=== Begin Enclosure ===

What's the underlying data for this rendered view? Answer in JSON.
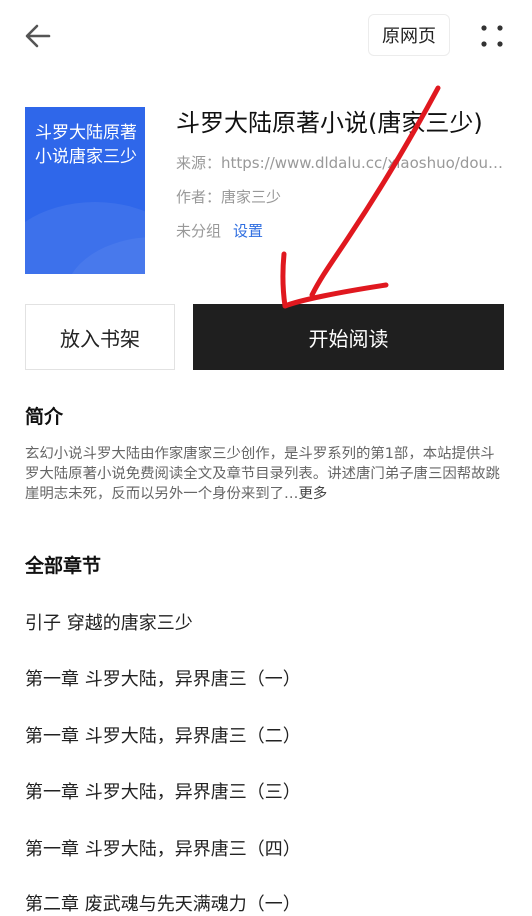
{
  "header": {
    "back_icon": "arrow-left-icon",
    "original_page_label": "原网页",
    "more_icon": "more-dots-icon"
  },
  "book": {
    "cover_title": "斗罗大陆原著小说唐家三少",
    "cover_color": "#2f67ea",
    "title": "斗罗大陆原著小说(唐家三少)",
    "source": "来源：https://www.dldalu.cc/xiaoshuo/douluodalu/",
    "author": "作者：唐家三少",
    "group": "未分组",
    "settings_label": "设置"
  },
  "actions": {
    "add_to_shelf": "放入书架",
    "start_reading": "开始阅读"
  },
  "intro": {
    "heading": "简介",
    "text": "玄幻小说斗罗大陆由作家唐家三少创作，是斗罗系列的第1部，本站提供斗罗大陆原著小说免费阅读全文及章节目录列表。讲述唐门弟子唐三因帮故跳崖明志未死，反而以另外一个身份来到了…",
    "more_label": "更多"
  },
  "chapters": {
    "heading": "全部章节",
    "items": [
      "引子 穿越的唐家三少",
      "第一章 斗罗大陆，异界唐三（一）",
      "第一章 斗罗大陆，异界唐三（二）",
      "第一章 斗罗大陆，异界唐三（三）",
      "第一章 斗罗大陆，异界唐三（四）",
      "第二章 废武魂与先天满魂力（一）"
    ]
  },
  "annotation": {
    "color": "#e0181f"
  }
}
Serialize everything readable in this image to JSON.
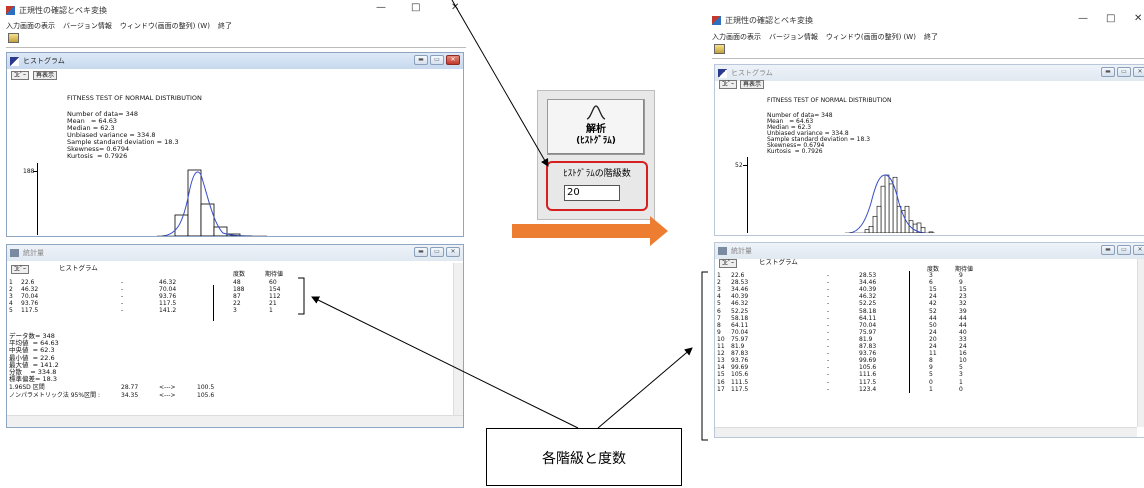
{
  "left_app": {
    "title": "正規性の確認とベキ変換",
    "menu": [
      "入力画面の表示",
      "バージョン情報",
      "ウィンドウ(画面の整列) (W)",
      "終了"
    ],
    "win_controls": [
      "—",
      "□",
      "✕"
    ],
    "histogram_window": {
      "title": "ヒストグラム",
      "buttons": [
        "ｺﾋﾟｰ",
        "再表示"
      ],
      "heading": "FITNESS TEST OF NORMAL DISTRIBUTION",
      "stats": [
        "Number of data= 348",
        "Mean   = 64.63",
        "Median = 62.3",
        "Unbiased variance = 334.8",
        "Sample standard deviation = 18.3",
        "Skewness= 0.6794",
        "Kurtosis  = 0.7926"
      ],
      "y_tick": "188"
    },
    "stats_window": {
      "title": "統計量",
      "copy_button": "ｺﾋﾟｰ",
      "section_title": "ヒストグラム",
      "col_headers": [
        "度数",
        "期待値"
      ],
      "rows": [
        {
          "n": "1",
          "from": "22.6",
          "to": "46.32",
          "freq": "48",
          "exp": "60"
        },
        {
          "n": "2",
          "from": "46.32",
          "to": "70.04",
          "freq": "188",
          "exp": "154"
        },
        {
          "n": "3",
          "from": "70.04",
          "to": "93.76",
          "freq": "87",
          "exp": "112"
        },
        {
          "n": "4",
          "from": "93.76",
          "to": "117.5",
          "freq": "22",
          "exp": "21"
        },
        {
          "n": "5",
          "from": "117.5",
          "to": "141.2",
          "freq": "3",
          "exp": "1"
        }
      ],
      "summary": [
        "データ数= 348",
        "平均値  = 64.63",
        "中央値  = 62.3",
        "最小値  = 22.6",
        "最大値  = 141.2",
        "分散    = 334.8",
        "標準偏差= 18.3"
      ],
      "sd_line": {
        "label": "1.96SD 区間",
        "low": "28.77",
        "arrow": "<--->",
        "high": "100.5"
      },
      "np_line": {
        "label": "ノンパラメトリック法 95%区間 :",
        "low": "34.35",
        "arrow": "<--->",
        "high": "105.6"
      }
    }
  },
  "middle_panel": {
    "button_label_1": "解析",
    "button_label_2": "(ﾋｽﾄｸﾞﾗﾑ)",
    "bins_label": "ﾋｽﾄｸﾞﾗﾑの階級数",
    "bins_value": "20"
  },
  "right_app": {
    "title": "正規性の確認とベキ変換",
    "menu": [
      "入力画面の表示",
      "バージョン情報",
      "ウィンドウ(画面の整列) (W)",
      "終了"
    ],
    "win_controls": [
      "—",
      "□",
      "✕"
    ],
    "histogram_window": {
      "title": "ヒストグラム",
      "buttons": [
        "ｺﾋﾟｰ",
        "再表示"
      ],
      "heading": "FITNESS TEST OF NORMAL DISTRIBUTION",
      "stats": [
        "Number of data= 348",
        "Mean   = 64.63",
        "Median = 62.3",
        "Unbiased variance = 334.8",
        "Sample standard deviation = 18.3",
        "Skewness= 0.6794",
        "Kurtosis  = 0.7926"
      ],
      "y_tick": "52"
    },
    "stats_window": {
      "title": "統計量",
      "copy_button": "ｺﾋﾟｰ",
      "section_title": "ヒストグラム",
      "col_headers": [
        "度数",
        "期待値"
      ],
      "rows": [
        {
          "n": "1",
          "from": "22.6",
          "to": "28.53",
          "freq": "3",
          "exp": "9"
        },
        {
          "n": "2",
          "from": "28.53",
          "to": "34.46",
          "freq": "6",
          "exp": "9"
        },
        {
          "n": "3",
          "from": "34.46",
          "to": "40.39",
          "freq": "15",
          "exp": "15"
        },
        {
          "n": "4",
          "from": "40.39",
          "to": "46.32",
          "freq": "24",
          "exp": "23"
        },
        {
          "n": "5",
          "from": "46.32",
          "to": "52.25",
          "freq": "42",
          "exp": "32"
        },
        {
          "n": "6",
          "from": "52.25",
          "to": "58.18",
          "freq": "52",
          "exp": "39"
        },
        {
          "n": "7",
          "from": "58.18",
          "to": "64.11",
          "freq": "44",
          "exp": "44"
        },
        {
          "n": "8",
          "from": "64.11",
          "to": "70.04",
          "freq": "50",
          "exp": "44"
        },
        {
          "n": "9",
          "from": "70.04",
          "to": "75.97",
          "freq": "24",
          "exp": "40"
        },
        {
          "n": "10",
          "from": "75.97",
          "to": "81.9",
          "freq": "20",
          "exp": "33"
        },
        {
          "n": "11",
          "from": "81.9",
          "to": "87.83",
          "freq": "24",
          "exp": "24"
        },
        {
          "n": "12",
          "from": "87.83",
          "to": "93.76",
          "freq": "11",
          "exp": "16"
        },
        {
          "n": "13",
          "from": "93.76",
          "to": "99.69",
          "freq": "8",
          "exp": "10"
        },
        {
          "n": "14",
          "from": "99.69",
          "to": "105.6",
          "freq": "9",
          "exp": "5"
        },
        {
          "n": "15",
          "from": "105.6",
          "to": "111.6",
          "freq": "5",
          "exp": "3"
        },
        {
          "n": "16",
          "from": "111.5",
          "to": "117.5",
          "freq": "0",
          "exp": "1"
        },
        {
          "n": "17",
          "from": "117.5",
          "to": "123.4",
          "freq": "1",
          "exp": "0"
        }
      ]
    }
  },
  "callout": {
    "text": "各階級と度数"
  },
  "colors": {
    "highlight_border": "#d62020",
    "arrow_fill": "#ed7d31",
    "curve": "#3a4fc9"
  }
}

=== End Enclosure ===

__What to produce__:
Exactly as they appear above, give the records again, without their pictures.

__Result of the task__:
What's the underlying data for this rendered view? Answer in JSON.
{
  "header": {
    "back_icon": "arrow-left-icon",
    "original_page_label": "原网页",
    "more_icon": "more-dots-icon"
  },
  "book": {
    "cover_title": "斗罗大陆原著小说唐家三少",
    "cover_color": "#2f67ea",
    "title": "斗罗大陆原著小说(唐家三少)",
    "source": "来源：https://www.dldalu.cc/xiaoshuo/douluodalu/",
    "author": "作者：唐家三少",
    "group": "未分组",
    "settings_label": "设置"
  },
  "actions": {
    "add_to_shelf": "放入书架",
    "start_reading": "开始阅读"
  },
  "intro": {
    "heading": "简介",
    "text": "玄幻小说斗罗大陆由作家唐家三少创作，是斗罗系列的第1部，本站提供斗罗大陆原著小说免费阅读全文及章节目录列表。讲述唐门弟子唐三因帮故跳崖明志未死，反而以另外一个身份来到了…",
    "more_label": "更多"
  },
  "chapters": {
    "heading": "全部章节",
    "items": [
      "引子 穿越的唐家三少",
      "第一章 斗罗大陆，异界唐三（一）",
      "第一章 斗罗大陆，异界唐三（二）",
      "第一章 斗罗大陆，异界唐三（三）",
      "第一章 斗罗大陆，异界唐三（四）",
      "第二章 废武魂与先天满魂力（一）"
    ]
  },
  "annotation": {
    "color": "#e0181f"
  }
}
Serialize everything readable in this image to JSON.
{
  "left_app": {
    "title": "正規性の確認とベキ変換",
    "menu": [
      "入力画面の表示",
      "バージョン情報",
      "ウィンドウ(画面の整列) (W)",
      "終了"
    ],
    "win_controls": [
      "—",
      "□",
      "✕"
    ],
    "histogram_window": {
      "title": "ヒストグラム",
      "buttons": [
        "ｺﾋﾟｰ",
        "再表示"
      ],
      "heading": "FITNESS TEST OF NORMAL DISTRIBUTION",
      "stats": [
        "Number of data= 348",
        "Mean   = 64.63",
        "Median = 62.3",
        "Unbiased variance = 334.8",
        "Sample standard deviation = 18.3",
        "Skewness= 0.6794",
        "Kurtosis  = 0.7926"
      ],
      "y_tick": "188"
    },
    "stats_window": {
      "title": "統計量",
      "copy_button": "ｺﾋﾟｰ",
      "section_title": "ヒストグラム",
      "col_headers": [
        "度数",
        "期待値"
      ],
      "rows": [
        {
          "n": "1",
          "from": "22.6",
          "to": "46.32",
          "freq": "48",
          "exp": "60"
        },
        {
          "n": "2",
          "from": "46.32",
          "to": "70.04",
          "freq": "188",
          "exp": "154"
        },
        {
          "n": "3",
          "from": "70.04",
          "to": "93.76",
          "freq": "87",
          "exp": "112"
        },
        {
          "n": "4",
          "from": "93.76",
          "to": "117.5",
          "freq": "22",
          "exp": "21"
        },
        {
          "n": "5",
          "from": "117.5",
          "to": "141.2",
          "freq": "3",
          "exp": "1"
        }
      ],
      "summary": [
        "データ数= 348",
        "平均値  = 64.63",
        "中央値  = 62.3",
        "最小値  = 22.6",
        "最大値  = 141.2",
        "分散    = 334.8",
        "標準偏差= 18.3"
      ],
      "sd_line": {
        "label": "1.96SD 区間",
        "low": "28.77",
        "arrow": "<--->",
        "high": "100.5"
      },
      "np_line": {
        "label": "ノンパラメトリック法 95%区間 :",
        "low": "34.35",
        "arrow": "<--->",
        "high": "105.6"
      }
    }
  },
  "middle_panel": {
    "button_label_1": "解析",
    "button_label_2": "(ﾋｽﾄｸﾞﾗﾑ)",
    "bins_label": "ﾋｽﾄｸﾞﾗﾑの階級数",
    "bins_value": "20"
  },
  "right_app": {
    "title": "正規性の確認とベキ変換",
    "menu": [
      "入力画面の表示",
      "バージョン情報",
      "ウィンドウ(画面の整列) (W)",
      "終了"
    ],
    "win_controls": [
      "—",
      "□",
      "✕"
    ],
    "histogram_window": {
      "title": "ヒストグラム",
      "buttons": [
        "ｺﾋﾟｰ",
        "再表示"
      ],
      "heading": "FITNESS TEST OF NORMAL DISTRIBUTION",
      "stats": [
        "Number of data= 348",
        "Mean   = 64.63",
        "Median = 62.3",
        "Unbiased variance = 334.8",
        "Sample standard deviation = 18.3",
        "Skewness= 0.6794",
        "Kurtosis  = 0.7926"
      ],
      "y_tick": "52"
    },
    "stats_window": {
      "title": "統計量",
      "copy_button": "ｺﾋﾟｰ",
      "section_title": "ヒストグラム",
      "col_headers": [
        "度数",
        "期待値"
      ],
      "rows": [
        {
          "n": "1",
          "from": "22.6",
          "to": "28.53",
          "freq": "3",
          "exp": "9"
        },
        {
          "n": "2",
          "from": "28.53",
          "to": "34.46",
          "freq": "6",
          "exp": "9"
        },
        {
          "n": "3",
          "from": "34.46",
          "to": "40.39",
          "freq": "15",
          "exp": "15"
        },
        {
          "n": "4",
          "from": "40.39",
          "to": "46.32",
          "freq": "24",
          "exp": "23"
        },
        {
          "n": "5",
          "from": "46.32",
          "to": "52.25",
          "freq": "42",
          "exp": "32"
        },
        {
          "n": "6",
          "from": "52.25",
          "to": "58.18",
          "freq": "52",
          "exp": "39"
        },
        {
          "n": "7",
          "from": "58.18",
          "to": "64.11",
          "freq": "44",
          "exp": "44"
        },
        {
          "n": "8",
          "from": "64.11",
          "to": "70.04",
          "freq": "50",
          "exp": "44"
        },
        {
          "n": "9",
          "from": "70.04",
          "to": "75.97",
          "freq": "24",
          "exp": "40"
        },
        {
          "n": "10",
          "from": "75.97",
          "to": "81.9",
          "freq": "20",
          "exp": "33"
        },
        {
          "n": "11",
          "from": "81.9",
          "to": "87.83",
          "freq": "24",
          "exp": "24"
        },
        {
          "n": "12",
          "from": "87.83",
          "to": "93.76",
          "freq": "11",
          "exp": "16"
        },
        {
          "n": "13",
          "from": "93.76",
          "to": "99.69",
          "freq": "8",
          "exp": "10"
        },
        {
          "n": "14",
          "from": "99.69",
          "to": "105.6",
          "freq": "9",
          "exp": "5"
        },
        {
          "n": "15",
          "from": "105.6",
          "to": "111.6",
          "freq": "5",
          "exp": "3"
        },
        {
          "n": "16",
          "from": "111.5",
          "to": "117.5",
          "freq": "0",
          "exp": "1"
        },
        {
          "n": "17",
          "from": "117.5",
          "to": "123.4",
          "freq": "1",
          "exp": "0"
        }
      ]
    }
  },
  "callout": {
    "text": "各階級と度数"
  },
  "colors": {
    "highlight_border": "#d62020",
    "arrow_fill": "#ed7d31",
    "curve": "#3a4fc9"
  }
}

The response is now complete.